     Afterwards, I saw a surgeon and had to leave school for the rest of the year. From February till around early August of that year,  I had some sort of bandage on my face. I could not teach this way and also the art room was considered unsafe for my health in this condition. Currently I am still dealing with the scars- both physical and emotionally that this event has caused, but it has made me stronger and more thankful for what I have. I'm still working through it though, I am still scared every time I get a little sun and worry that I might get cancer again- a common fear for former cancer patients.

I took a walk without sunscreen.

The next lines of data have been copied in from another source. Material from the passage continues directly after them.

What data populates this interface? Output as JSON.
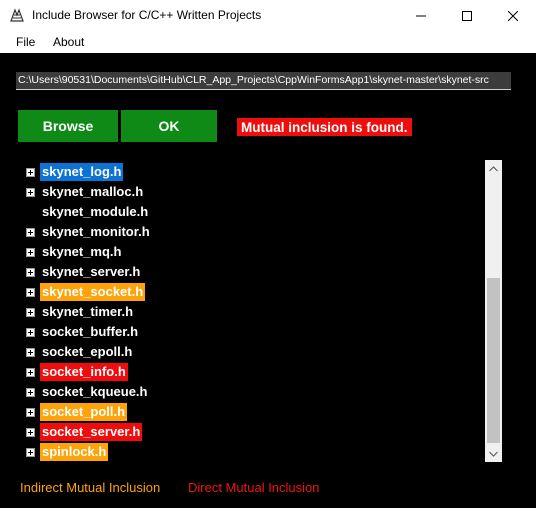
{
  "window": {
    "title": "Include Browser for C/C++ Written Projects",
    "controls": {
      "minimize": "—",
      "maximize": "☐",
      "close": "✕"
    }
  },
  "menu": {
    "file": "File",
    "about": "About"
  },
  "path": {
    "value": "C:\\Users\\90531\\Documents\\GitHub\\CLR_App_Projects\\CppWinFormsApp1\\skynet-master\\skynet-src"
  },
  "buttons": {
    "browse": "Browse",
    "ok": "OK"
  },
  "status": {
    "text": "Mutual inclusion is found.",
    "color": "#ee0e0e"
  },
  "tree": {
    "items": [
      {
        "label": "skynet_log.h",
        "expandable": true,
        "highlight": "blue"
      },
      {
        "label": "skynet_malloc.h",
        "expandable": true,
        "highlight": "none"
      },
      {
        "label": "skynet_module.h",
        "expandable": false,
        "highlight": "none"
      },
      {
        "label": "skynet_monitor.h",
        "expandable": true,
        "highlight": "none"
      },
      {
        "label": "skynet_mq.h",
        "expandable": true,
        "highlight": "none"
      },
      {
        "label": "skynet_server.h",
        "expandable": true,
        "highlight": "none"
      },
      {
        "label": "skynet_socket.h",
        "expandable": true,
        "highlight": "orange"
      },
      {
        "label": "skynet_timer.h",
        "expandable": true,
        "highlight": "none"
      },
      {
        "label": "socket_buffer.h",
        "expandable": true,
        "highlight": "none"
      },
      {
        "label": "socket_epoll.h",
        "expandable": true,
        "highlight": "none"
      },
      {
        "label": "socket_info.h",
        "expandable": true,
        "highlight": "red"
      },
      {
        "label": "socket_kqueue.h",
        "expandable": true,
        "highlight": "none"
      },
      {
        "label": "socket_poll.h",
        "expandable": true,
        "highlight": "orange"
      },
      {
        "label": "socket_server.h",
        "expandable": true,
        "highlight": "red"
      },
      {
        "label": "spinlock.h",
        "expandable": true,
        "highlight": "orange"
      }
    ]
  },
  "legend": {
    "indirect": "Indirect Mutual Inclusion",
    "direct": "Direct Mutual Inclusion",
    "indirect_color": "#ffa30a",
    "direct_color": "#ee1515"
  },
  "colors": {
    "button_green": "#0f8a16",
    "highlight_blue": "#0c72d6",
    "highlight_orange": "#ffa30a",
    "highlight_red": "#f00c0c"
  }
}
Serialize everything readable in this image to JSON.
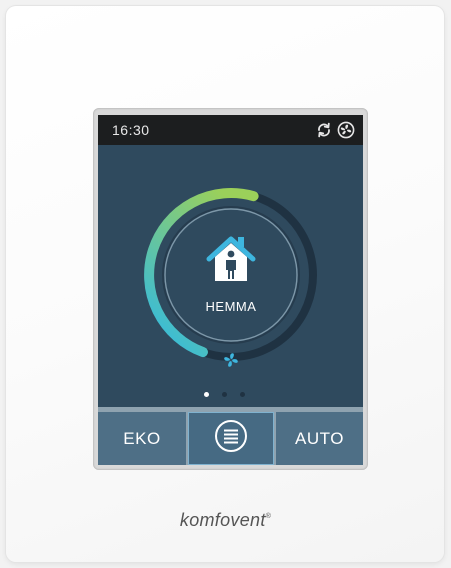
{
  "status_bar": {
    "time": "16:30",
    "icons": [
      "sync-icon",
      "fan-status-icon"
    ]
  },
  "dial": {
    "mode_label": "HEMMA",
    "mode_icon": "home-person-icon",
    "fan_icon": "fan-icon",
    "level": 0.55,
    "colors": {
      "arc_start": "#2db9e8",
      "arc_end": "#9bd05a",
      "track": "#1f3242",
      "knob": "#2f4a5e"
    }
  },
  "pager": {
    "count": 3,
    "active": 0
  },
  "buttons": {
    "eko_label": "EKO",
    "menu_icon": "menu-icon",
    "auto_label": "AUTO"
  },
  "brand": {
    "name": "komfovent",
    "mark": "®"
  }
}
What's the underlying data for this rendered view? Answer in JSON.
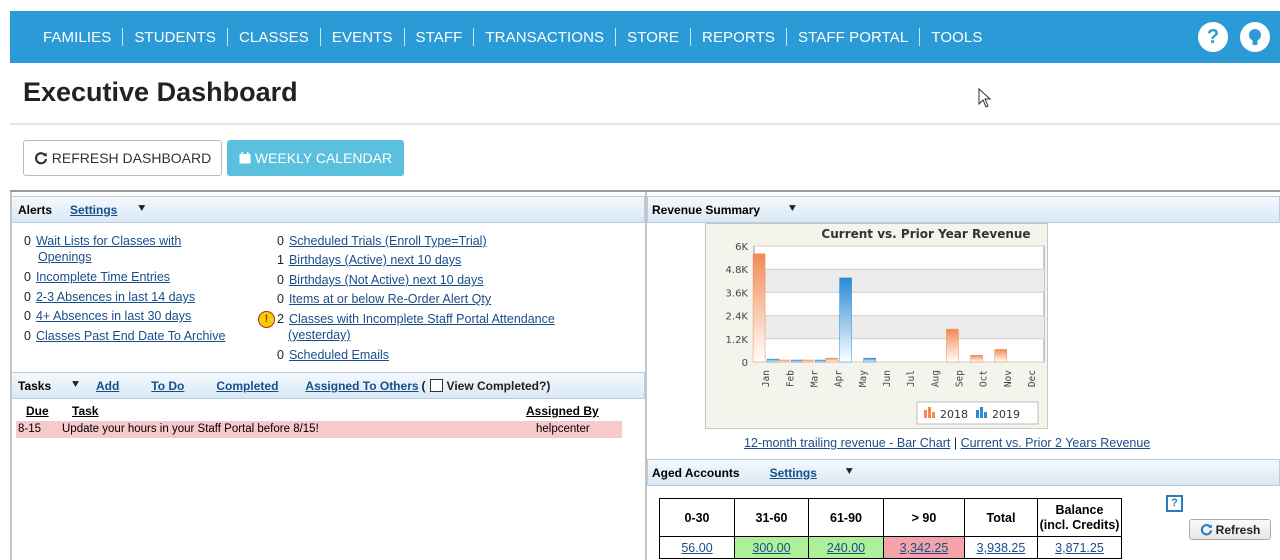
{
  "nav": {
    "items": [
      "FAMILIES",
      "STUDENTS",
      "CLASSES",
      "EVENTS",
      "STAFF",
      "TRANSACTIONS",
      "STORE",
      "REPORTS",
      "STAFF PORTAL",
      "TOOLS"
    ],
    "help_icon": "question-icon",
    "tips_icon": "lightbulb-icon"
  },
  "page": {
    "title": "Executive Dashboard"
  },
  "toolbar": {
    "refresh_label": "REFRESH DASHBOARD",
    "weekly_label": "WEEKLY CALENDAR"
  },
  "alerts": {
    "title": "Alerts",
    "settings_label": "Settings",
    "col1": [
      {
        "count": "0",
        "text": "Wait Lists for Classes with",
        "text2": "Openings"
      },
      {
        "count": "0",
        "text": "Incomplete Time Entries"
      },
      {
        "count": "0",
        "text": "2-3 Absences in last 14 days"
      },
      {
        "count": "0",
        "text": "4+ Absences in last 30 days"
      },
      {
        "count": "0",
        "text": "Classes Past End Date To Archive"
      }
    ],
    "col2": [
      {
        "count": "0",
        "text": "Scheduled Trials (Enroll Type=Trial)"
      },
      {
        "count": "1",
        "text": "Birthdays (Active) next 10 days"
      },
      {
        "count": "0",
        "text": "Birthdays (Not Active) next 10 days"
      },
      {
        "count": "0",
        "text": "Items at or below Re-Order Alert Qty"
      },
      {
        "count": "2",
        "text": "Classes with Incomplete Staff Portal Attendance",
        "text2": "(yesterday)"
      },
      {
        "count": "0",
        "text": "Scheduled Emails"
      }
    ]
  },
  "tasks": {
    "title": "Tasks",
    "add_label": "Add",
    "todo_label": "To Do",
    "completed_label": "Completed",
    "assigned_label": "Assigned To Others",
    "view_completed_label": "View Completed?)",
    "view_completed_prefix": "(",
    "columns": {
      "due": "Due",
      "task": "Task",
      "assigned_by": "Assigned By"
    },
    "rows": [
      {
        "due": "8-15",
        "task": "Update your hours in your Staff Portal before 8/15!",
        "assigned_by": "helpcenter"
      }
    ]
  },
  "revenue": {
    "panel_title": "Revenue Summary",
    "link_bar": "12-month trailing revenue - Bar Chart",
    "link_sep": "|",
    "link_prior": "Current vs. Prior 2 Years Revenue"
  },
  "chart_data": {
    "type": "bar",
    "title": "Current vs. Prior Year Revenue",
    "categories": [
      "Jan",
      "Feb",
      "Mar",
      "Apr",
      "May",
      "Jun",
      "Jul",
      "Aug",
      "Sep",
      "Oct",
      "Nov",
      "Dec"
    ],
    "series": [
      {
        "name": "2018",
        "color": "#f28a55",
        "values": [
          5600,
          60,
          40,
          200,
          0,
          0,
          0,
          0,
          1700,
          350,
          650,
          0
        ]
      },
      {
        "name": "2019",
        "color": "#2b8ad3",
        "values": [
          150,
          100,
          100,
          4350,
          200,
          0,
          0,
          0,
          0,
          0,
          0,
          0
        ]
      }
    ],
    "yticks": [
      "0",
      "1.2K",
      "2.4K",
      "3.6K",
      "4.8K",
      "6K"
    ],
    "ylim": [
      0,
      6000
    ],
    "legend_position": "bottom",
    "grid": true
  },
  "aged": {
    "panel_title": "Aged Accounts",
    "settings_label": "Settings",
    "headers": [
      "0-30",
      "31-60",
      "61-90",
      "> 90",
      "Total",
      "Balance",
      "(incl. Credits)"
    ],
    "values": [
      "56.00",
      "300.00",
      "240.00",
      "3,342.25",
      "3,938.25",
      "3,871.25"
    ],
    "cell_colors": [
      "#ffffff",
      "#aef09a",
      "#aef09a",
      "#f4a3a8",
      "#ffffff",
      "#ffffff"
    ],
    "help_label": "?",
    "refresh_label": "Refresh"
  }
}
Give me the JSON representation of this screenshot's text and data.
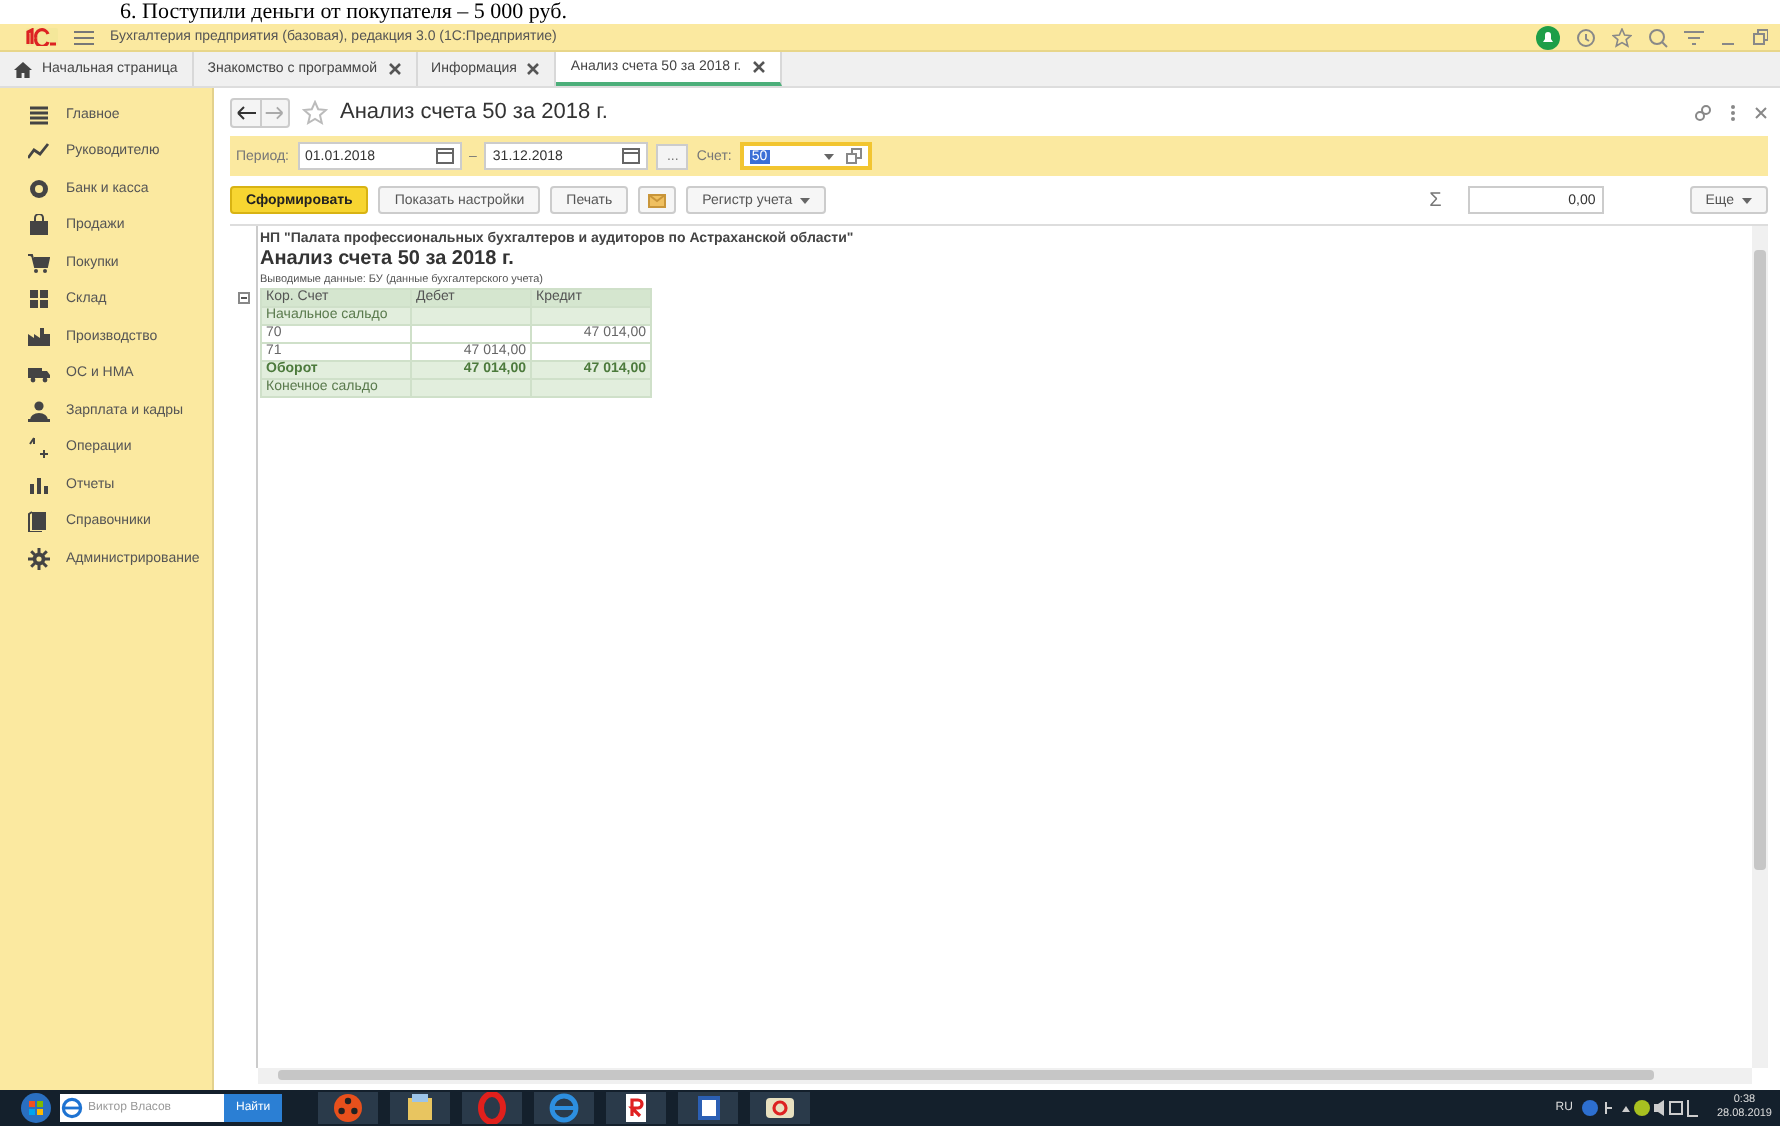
{
  "document_text": "6. Поступили деньги от покупателя – 5 000 руб.",
  "window": {
    "title": "Бухгалтерия предприятия (базовая), редакция 3.0  (1С:Предприятие)"
  },
  "tabs": [
    {
      "kind": "home",
      "label": "Начальная страница",
      "selected": false
    },
    {
      "kind": "document",
      "label": "Знакомство с программой",
      "selected": false
    },
    {
      "kind": "document",
      "label": "Информация",
      "selected": false
    },
    {
      "kind": "document",
      "label": "Анализ счета 50 за 2018 г.",
      "selected": true
    }
  ],
  "sidebar": {
    "items": [
      {
        "label": "Главное"
      },
      {
        "label": "Руководителю"
      },
      {
        "label": "Банк и касса"
      },
      {
        "label": "Продажи"
      },
      {
        "label": "Покупки"
      },
      {
        "label": "Склад"
      },
      {
        "label": "Производство"
      },
      {
        "label": "ОС и НМА"
      },
      {
        "label": "Зарплата и кадры"
      },
      {
        "label": "Операции"
      },
      {
        "label": "Отчеты"
      },
      {
        "label": "Справочники"
      },
      {
        "label": "Администрирование"
      }
    ]
  },
  "form": {
    "title": "Анализ счета 50 за 2018 г.",
    "filters": {
      "period_label": "Период:",
      "date_from": "01.01.2018",
      "dash": "–",
      "date_to": "31.12.2018",
      "dots": "...",
      "account_label": "Счет:",
      "account": "50"
    },
    "toolbar": {
      "primary": "Сформировать",
      "buttons": [
        "Показать настройки",
        "Печать"
      ],
      "register": "Регистр учета",
      "sum_sign": "Σ",
      "sum": "0,00",
      "more": "Еще"
    },
    "report": {
      "organization": "НП \"Палата профессиональных бухгалтеров и аудиторов по Астраханской области\"",
      "title": "Анализ счета 50 за 2018 г.",
      "output": "Выводимые данные:  БУ (данные бухгалтерского учета)",
      "columns": [
        "Кор. Счет",
        "Дебет",
        "Кредит"
      ],
      "rows": [
        {
          "kind": "group",
          "cells": [
            "Начальное сальдо",
            "",
            ""
          ]
        },
        {
          "kind": "detail",
          "cells": [
            "70",
            "",
            "47 014,00"
          ]
        },
        {
          "kind": "detail",
          "cells": [
            "71",
            "47 014,00",
            ""
          ]
        },
        {
          "kind": "total",
          "cells": [
            "Оборот",
            "47 014,00",
            "47 014,00"
          ]
        },
        {
          "kind": "group",
          "cells": [
            "Конечное сальдо",
            "",
            ""
          ]
        }
      ]
    }
  },
  "taskbar": {
    "search_placeholder": "Виктор Власов",
    "search_button": "Найти",
    "language": "RU",
    "time": "0:38",
    "date": "28.08.2019"
  }
}
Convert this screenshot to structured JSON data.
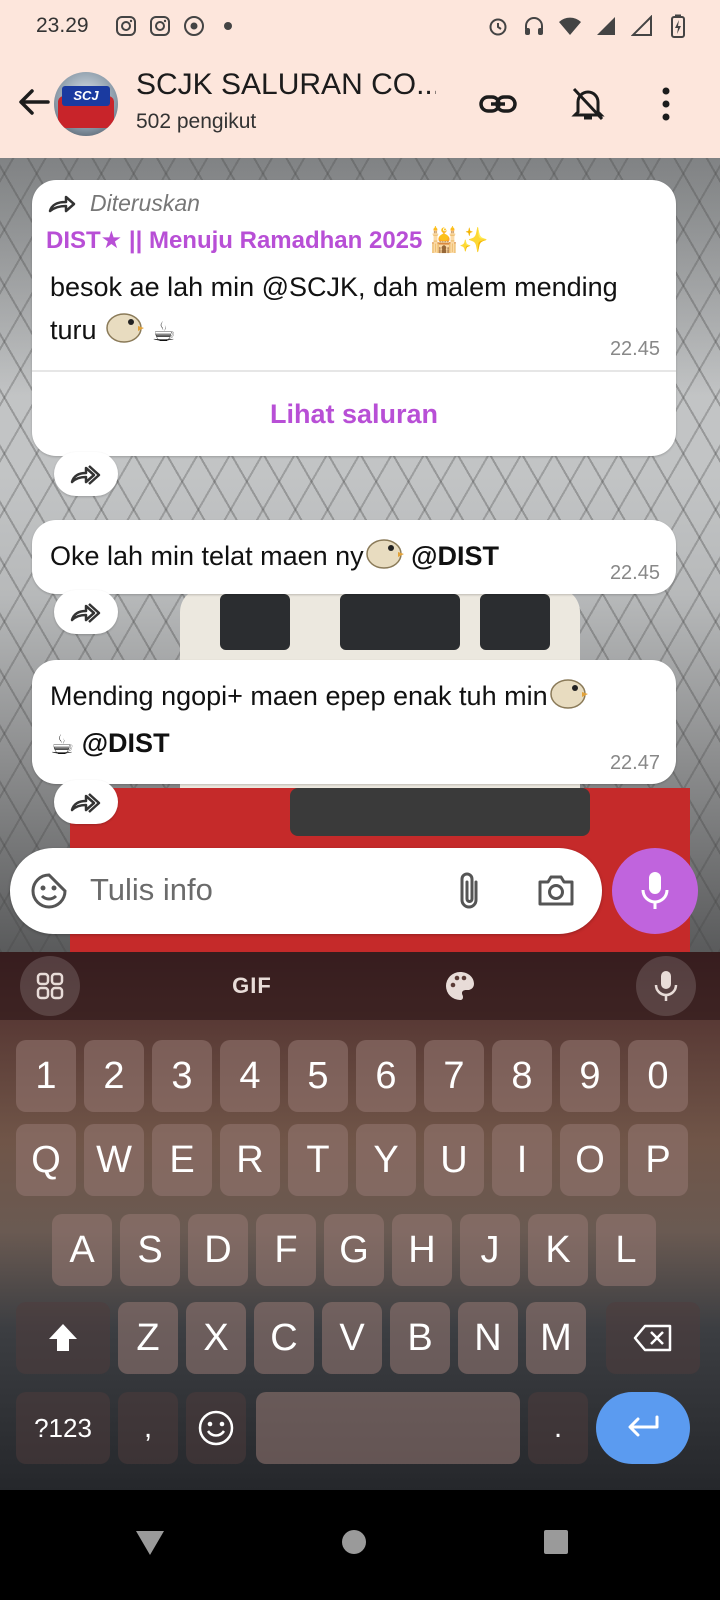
{
  "status_bar": {
    "time": "23.29"
  },
  "header": {
    "channel_title": "SCJK SALURAN CO...",
    "followers": "502 pengikut",
    "avatar_text": "SCJ"
  },
  "messages": [
    {
      "forwarded_label": "Diteruskan",
      "source_channel": "DIST★ || Menuju Ramadhan 2025 🕌✨",
      "text_line1": "besok ae lah min @SCJK, dah malem mending",
      "text_line2": "turu",
      "emoji": "☕",
      "time": "22.45",
      "view_channel_label": "Lihat saluran"
    },
    {
      "text": "Oke lah min telat maen ny",
      "mention": "@DIST",
      "time": "22.45"
    },
    {
      "text": "Mending ngopi+ maen epep enak tuh min",
      "emoji": "☕",
      "mention": "@DIST",
      "time": "22.47"
    }
  ],
  "input": {
    "placeholder": "Tulis info"
  },
  "keyboard": {
    "toolbar_gif": "GIF",
    "row_numbers": [
      "1",
      "2",
      "3",
      "4",
      "5",
      "6",
      "7",
      "8",
      "9",
      "0"
    ],
    "row1": [
      "Q",
      "W",
      "E",
      "R",
      "T",
      "Y",
      "U",
      "I",
      "O",
      "P"
    ],
    "row2": [
      "A",
      "S",
      "D",
      "F",
      "G",
      "H",
      "J",
      "K",
      "L"
    ],
    "row3": [
      "Z",
      "X",
      "C",
      "V",
      "B",
      "N",
      "M"
    ],
    "symbols_key": "?123",
    "comma_key": ",",
    "period_key": "."
  },
  "colors": {
    "header_bg": "#fde6dc",
    "accent_purple": "#c064dd",
    "channel_name_purple": "#b84fd6",
    "enter_key_blue": "#5b9bf0"
  }
}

Such a simple thing. (well that and taking FOREVER to get it checked *___*  )

      Skin Cancer is the most common type of cancer, and it is also the MOST PREVENTABLE.

     I was lucky because I had a type of skin cancer that doesn't metastasize to other parts of the body (it only damages the skin it spreads to) if I was diagnosed with Melanoma, the most deadly form of skin cancer, I would be fighting for my life.
     So my message is simple: Protect your skin from the sun. Go to a dermatologist once in a while (at least once a year if you can) just to keep it in check. If detected early, a simple biopsy is usually all that is required.

Whew! All right! Stepping off the soap box and getting back to the art! :)


Kelly said...

I am so proud of your strength Bonnie! You have gone through a lot and many people would have let this wreck them. You pushed through and are continuing to do so. We all have challenges that test us in life and some are huge wake-up calls such as this one. It takes time but one day you will know what this all was for and be proud of all you have accomplished.

Bonnie Branson said...

Oh Kelly, you inspire me too. I am proud of how you turned your experience into a positive. I get ideas and "Umph!" from your blog every week.

(haha Umph! was the best way I could think of that "GET UP AND GO GET'EM!" additude.)